The Kamioka Liquid Scintillator Antineutrino Detector (KamLAND) is an experiment at the Kamioka Observatory, an underground neutrino observatory near Toyama, Japan. It was built to detect electron antineutrinos. The experiment is situated in the old Kamiokande cavity in a horizontal mine drift in the Japanese Alps. The site is surrounded by 53 Japanese commercial power reactors. Nuclear reactors produce electron antineutrinos (ν
If neutrinos have mass, they may "oscillate" into flavors that an experiment may not be able to detect, leading to a further dimming, or "disappearance", of the electron antineutrinos (see neutrino oscillation). KamLAND is at a flux weighted average distance of ~180 km from the reactors which makes the experiment sensitive to the neutrino mixing associated with the large mixing angle (LMA) solution to the solar neutrino problem.
The KamLAND detector
KamLAND consists of an 18 m diameter stainless steel spherical vessel with 1,879 photomultiplier tubes mounted on the inner surface. Inside the sphere is a 13 m diameter nylon balloon filled with liquid scintillator. The scintillator consists of 1,000 metric ton of mineral oil, benzene and fluorescent chemicals. Outside of the balloon, non-scintillating, highly purified oil provides buoyancy for the balloon and acts as a shield against external radiation.

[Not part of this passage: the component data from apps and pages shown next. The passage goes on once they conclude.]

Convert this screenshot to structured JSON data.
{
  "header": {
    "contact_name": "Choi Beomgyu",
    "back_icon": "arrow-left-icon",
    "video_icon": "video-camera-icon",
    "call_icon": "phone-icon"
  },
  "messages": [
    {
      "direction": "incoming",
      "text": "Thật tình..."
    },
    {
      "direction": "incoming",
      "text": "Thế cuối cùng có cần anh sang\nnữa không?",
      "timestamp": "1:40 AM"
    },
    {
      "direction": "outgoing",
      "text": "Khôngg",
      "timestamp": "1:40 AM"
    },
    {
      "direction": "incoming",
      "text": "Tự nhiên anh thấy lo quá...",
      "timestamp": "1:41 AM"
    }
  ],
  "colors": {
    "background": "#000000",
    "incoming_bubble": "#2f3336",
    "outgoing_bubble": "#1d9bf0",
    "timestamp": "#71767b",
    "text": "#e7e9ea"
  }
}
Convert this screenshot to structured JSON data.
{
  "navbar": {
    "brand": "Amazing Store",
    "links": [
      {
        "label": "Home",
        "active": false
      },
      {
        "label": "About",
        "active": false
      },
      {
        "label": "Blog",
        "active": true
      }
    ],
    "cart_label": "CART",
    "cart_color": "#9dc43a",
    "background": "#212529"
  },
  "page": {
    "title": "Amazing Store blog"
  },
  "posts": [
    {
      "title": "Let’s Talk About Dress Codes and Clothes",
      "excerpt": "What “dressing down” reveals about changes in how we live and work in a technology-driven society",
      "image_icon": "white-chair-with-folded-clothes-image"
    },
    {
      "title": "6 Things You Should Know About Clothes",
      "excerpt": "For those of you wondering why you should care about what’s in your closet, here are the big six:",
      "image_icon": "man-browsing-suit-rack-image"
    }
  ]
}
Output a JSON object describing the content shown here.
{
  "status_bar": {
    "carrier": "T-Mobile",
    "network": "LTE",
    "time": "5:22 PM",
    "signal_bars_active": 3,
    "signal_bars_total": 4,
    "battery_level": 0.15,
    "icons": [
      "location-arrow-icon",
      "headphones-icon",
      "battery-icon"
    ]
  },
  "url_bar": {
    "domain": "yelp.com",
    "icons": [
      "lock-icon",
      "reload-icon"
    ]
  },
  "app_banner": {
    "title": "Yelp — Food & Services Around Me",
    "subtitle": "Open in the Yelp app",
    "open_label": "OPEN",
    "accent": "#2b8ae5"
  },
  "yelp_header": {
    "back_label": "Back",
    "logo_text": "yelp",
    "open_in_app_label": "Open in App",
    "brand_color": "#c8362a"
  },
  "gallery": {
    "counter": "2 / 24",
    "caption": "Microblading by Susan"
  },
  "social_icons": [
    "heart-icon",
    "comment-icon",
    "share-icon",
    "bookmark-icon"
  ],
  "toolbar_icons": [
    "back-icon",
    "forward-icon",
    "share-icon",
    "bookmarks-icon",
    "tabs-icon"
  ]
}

Surrounding the stainless steel vessel is a water Cherenkov detector, which acts as a muon veto counter and provides shielding from radioactivity in the rock.
Electron antineutrinos (ν
To compensate for the loss in ν
Studying neutrino oscillation
KamLAND started data taking in January 2002, and with only 145 days of data, reported its first results (Eguchi et al., 2003). Without neutrino oscillation, the experiment expected to see 86.8±5.6 events, with 2.8 background events after all event cuts. However, only 54 events were observed. KamLAND confirmed this result with a 515 day data sample (Araki et al., 2005), when 365.2±23.7 events were expected in the absence of oscillation, while 258 events were observed (with 17.8±7.3 background events). This establishes antineutrino disappearance at the 99.998% significance level.
The KamLAND detector not only measures the total number of antineutrinos, but also measures their energy. The shape of this spectrum carries additional information that can be used to investigate the neutrino oscillation. Different oscillation hypotheses are investigated by fitting them to the data. Statistical tests show that the distortion of the spectrum is inconsistent with the no-oscillation hypothesis and is also inconsistent with two alternative neutrino disappearance mechanisms, namely the neutrino decay and decoherence models. However, the spectrum is consistent with neutrino oscillation and a fit provides the values for the Δm2 and θ parameters. Since KamLAND measures Δm2 most precisely and the solar experiments exceed KamLAND's ability to measure θ, the most precise oscillation parameters are obtained by combining the results from solar experiments and KamLAND. Such a combined fit gives Δm2 = 7.9+0.6
Geologically produced antineutrinos
KamLAND also published a recent investigation of geologically produced antineutrinos (so-called geo-neutrinos). These neutrinos are produced in the decay of thorium and uranium in the Earth's crust and mantle. (Araki et al., 2005)
Abe S, et al. [KamLAND Collaboration] (2008). "Precision Measurement of Neutrino Oscillation Parameters with KamLAND". Physical Review Letters 100 (22): 221803. Bibcode 2008PhRvL.100v1803A. doi:10.1103/PhysRevLett.100.221803. PMID 18643415. arXiv:0801.4589